The frenzy among search engines and Internet directories to sign new content deals won't abate, and Amazon.com (AMZN) has been a beneficiary of late.
America Online (AOL) and Amazon.com are announcing a three-year distribution deal. It calls for Amazon.com to receive a front-screen button on the AOL.com home page, linking users directly to the bookseller.
In addition, the companies will introduce a navigational tool to allow users to link to relevant Amazon.com search results from AOL. In return, AOL will receive a $19 million payment over three years.
"This is a significant step in Amazon's strategy of expanding our reach to online users," said Amazon.com chief executive Jeff Bezos.
In a second such deal, Excite (XCIT) and Amazon.com have announced a three-year distribution and programming agreement.
It calls for Amazon.com to make a "multimillion-dollar Internet advertising buy" on Excite, lets users buy books while browsing Excite's channels, and lines up the bookseller to create original content for the channels. The search engine also will offer Netizens links that take them directly to the related Amazon.com search results page. The links are expected to be in place by year's end.
"The Web has established itself as a valuable medium for consumers searching for all kinds of information, including books," Excite chief executive George Bell said.
Earlier today, Yahoo (YHOO) and Amazon.com announced a pact for Amazon.com to become the premier bookseller on the Yahoo site.
The companies said they will offer Netizens direct links to related Amazon.com book titles from every Yahoo search result and book category page.
"This alliance provides a seamless transition for Yahoo users, researching information on books and related sites, to now include the ability to purchase relevant books directly from Amazon.com," Yahoo chief executive Jeff Mallett said in a statement.
These deals are becoming commonplace as Internet companies try to set themselves apart from competitors and provide an added hook to lure advertisers and customers.
Last week, Excite said it will provide direct online ticketing and live event information through an agreement with Ticketmaster. In addition, the search engine firm announced last month that it would team up with Intuit to create a financial channel. Intuit also said it would pay $40 million for a 19 percent stake in Excite.

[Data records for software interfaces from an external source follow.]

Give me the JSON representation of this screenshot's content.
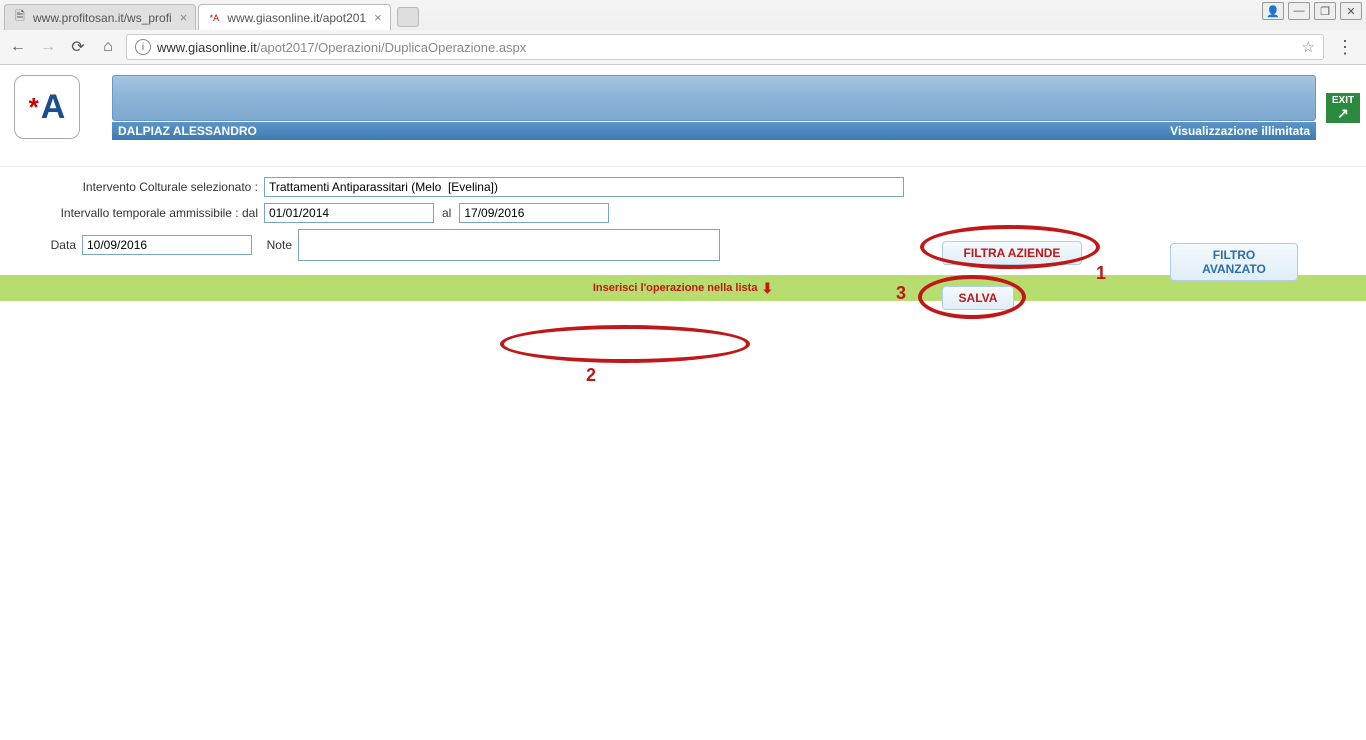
{
  "tabs": [
    {
      "title": "www.profitosan.it/ws_profi",
      "active": false
    },
    {
      "title": "www.giasonline.it/apot201",
      "active": true
    }
  ],
  "url": {
    "domain": "www.giasonline.it",
    "path": "/apot2017/Operazioni/DuplicaOperazione.aspx"
  },
  "exit": {
    "label": "EXIT"
  },
  "userbar": {
    "left": "DALPIAZ ALESSANDRO",
    "right": "Visualizzazione illimitata"
  },
  "form": {
    "intervento_label": "Intervento Colturale selezionato :",
    "intervento_value": "Trattamenti Antiparassitari (Melo  [Evelina])",
    "intervallo_label": "Intervallo temporale ammissibile : dal",
    "dal_value": "01/01/2014",
    "al_label": "al",
    "al_value": "17/09/2016",
    "data_label": "Data",
    "data_value": "10/09/2016",
    "note_label": "Note",
    "note_value": ""
  },
  "buttons": {
    "filtra": "FILTRA AZIENDE",
    "filtro_avanzato": "FILTRO AVANZATO",
    "salva": "SALVA"
  },
  "greenbar": {
    "text": "Inserisci l'operazione nella lista"
  },
  "annotations": {
    "a1": "1",
    "a2": "2",
    "a3": "3"
  }
}
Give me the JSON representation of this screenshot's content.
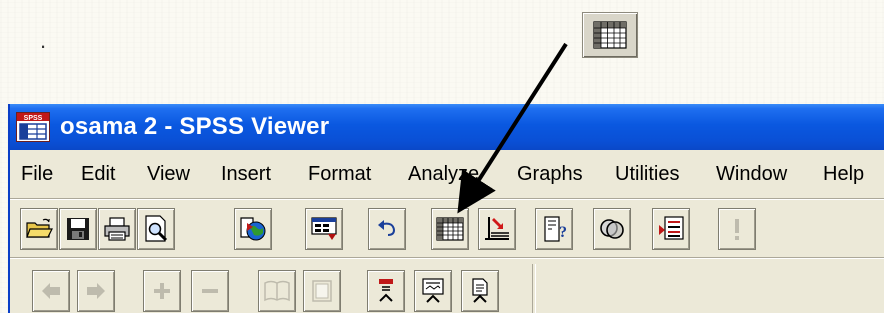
{
  "slide": {
    "bullet": "."
  },
  "window": {
    "title": "osama 2 - SPSS Viewer",
    "app_icon_text": "SPSS"
  },
  "menu": {
    "items": [
      "File",
      "Edit",
      "View",
      "Insert",
      "Format",
      "Analyze",
      "Graphs",
      "Utilities",
      "Window",
      "Help"
    ]
  },
  "toolbar": {
    "row1": [
      "open-icon",
      "save-icon",
      "print-icon",
      "print-preview-icon",
      "export-icon",
      "dialog-recall-icon",
      "undo-icon",
      "pivot-table-icon",
      "go-to-case-icon",
      "variables-icon",
      "use-sets-icon",
      "designate-window-icon",
      "run-script-icon"
    ],
    "row2": [
      "promote-icon",
      "demote-icon",
      "expand-icon",
      "collapse-icon",
      "show-icon",
      "hide-icon",
      "insert-heading-icon",
      "insert-title-icon",
      "insert-text-icon"
    ]
  },
  "colors": {
    "titlebar": "#0a58e0",
    "chrome": "#ece9d8",
    "arrow": "#000000"
  }
}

Amazon.com's stock jumped 20 percent last Thursday after an investment firm initiated coverage with a "buy" recommendation. The stock was at 27-5/8 in afternoon trading, up 3-5/8 from yesterday's close. The company set an IPO price of $18 a share.